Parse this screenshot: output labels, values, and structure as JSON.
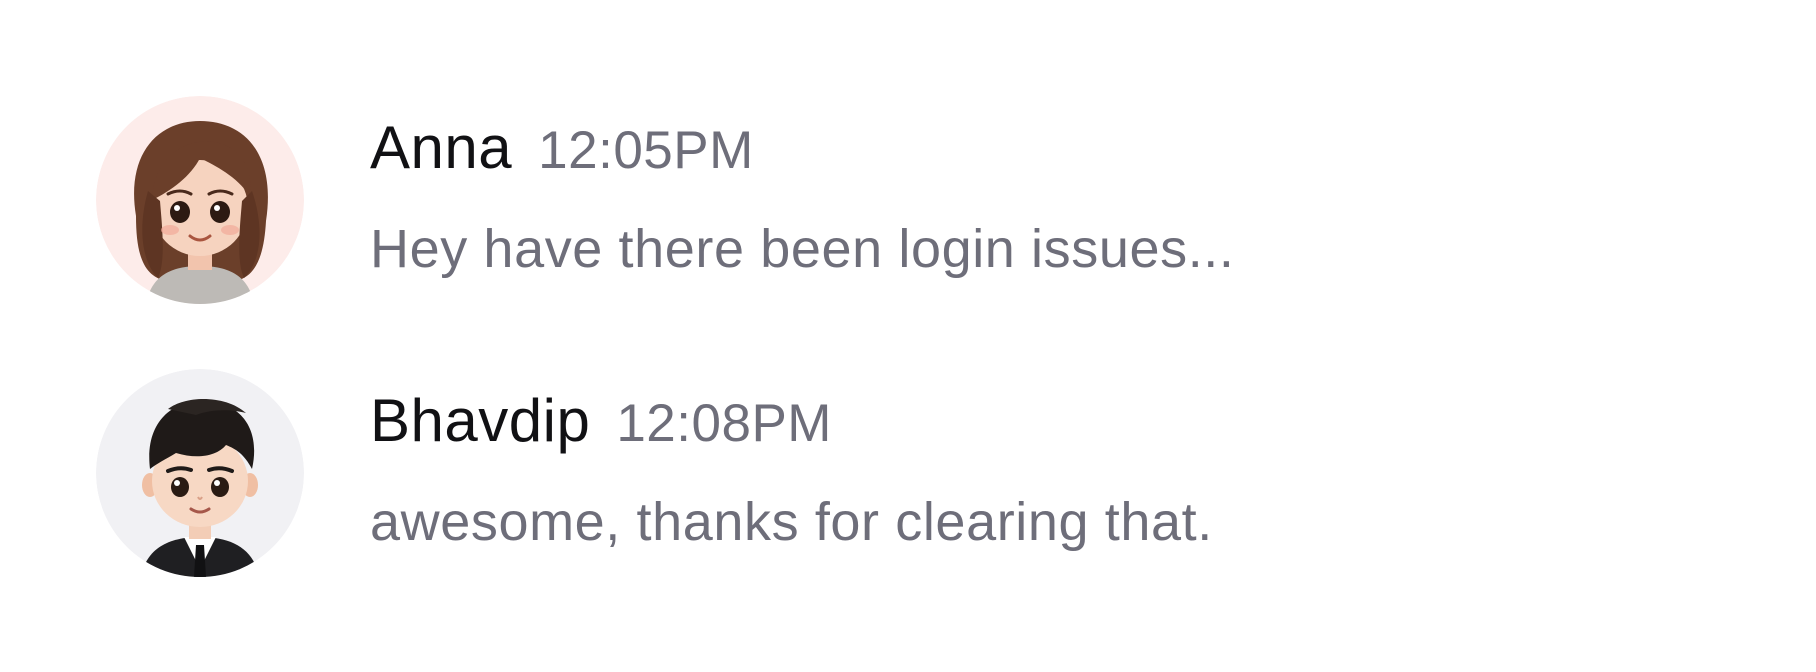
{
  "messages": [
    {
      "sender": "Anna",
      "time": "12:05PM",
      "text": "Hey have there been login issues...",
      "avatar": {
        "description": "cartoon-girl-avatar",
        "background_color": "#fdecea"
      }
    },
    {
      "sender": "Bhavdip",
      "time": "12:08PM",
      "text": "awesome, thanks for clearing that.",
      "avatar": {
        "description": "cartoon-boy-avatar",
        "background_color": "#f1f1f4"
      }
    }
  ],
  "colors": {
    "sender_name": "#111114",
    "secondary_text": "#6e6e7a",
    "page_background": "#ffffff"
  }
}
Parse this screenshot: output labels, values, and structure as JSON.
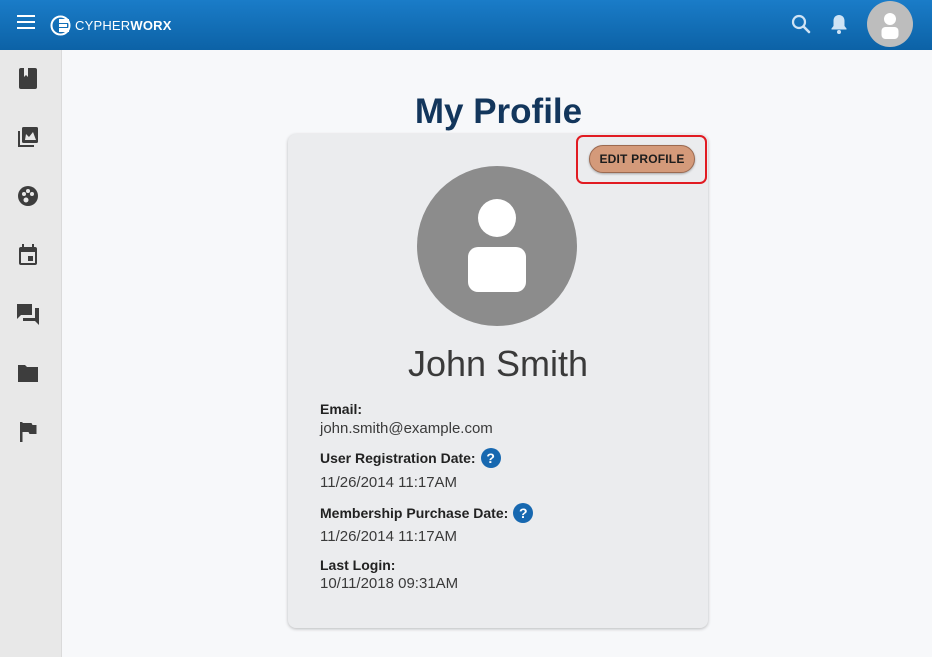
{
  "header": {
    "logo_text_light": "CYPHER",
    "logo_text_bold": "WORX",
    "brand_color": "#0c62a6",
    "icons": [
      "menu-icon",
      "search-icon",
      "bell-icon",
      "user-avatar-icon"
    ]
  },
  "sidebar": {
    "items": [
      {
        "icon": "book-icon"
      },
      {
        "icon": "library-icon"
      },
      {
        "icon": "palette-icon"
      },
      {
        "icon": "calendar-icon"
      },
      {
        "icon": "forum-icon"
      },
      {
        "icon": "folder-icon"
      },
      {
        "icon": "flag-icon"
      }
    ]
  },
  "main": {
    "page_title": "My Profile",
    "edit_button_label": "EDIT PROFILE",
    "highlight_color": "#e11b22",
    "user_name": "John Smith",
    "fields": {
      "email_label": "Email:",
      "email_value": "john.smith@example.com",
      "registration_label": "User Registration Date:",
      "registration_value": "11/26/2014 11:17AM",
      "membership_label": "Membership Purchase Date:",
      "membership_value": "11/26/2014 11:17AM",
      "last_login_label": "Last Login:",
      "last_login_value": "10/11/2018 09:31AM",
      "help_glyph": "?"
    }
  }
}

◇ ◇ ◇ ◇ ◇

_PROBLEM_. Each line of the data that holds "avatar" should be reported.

_RESULT FOR THIS EXERCISE_.
      "avatar": {
        "description": "cartoon-girl-avatar",
      "avatar": {
        "description": "cartoon-boy-avatar",
      "user-avatar-icon"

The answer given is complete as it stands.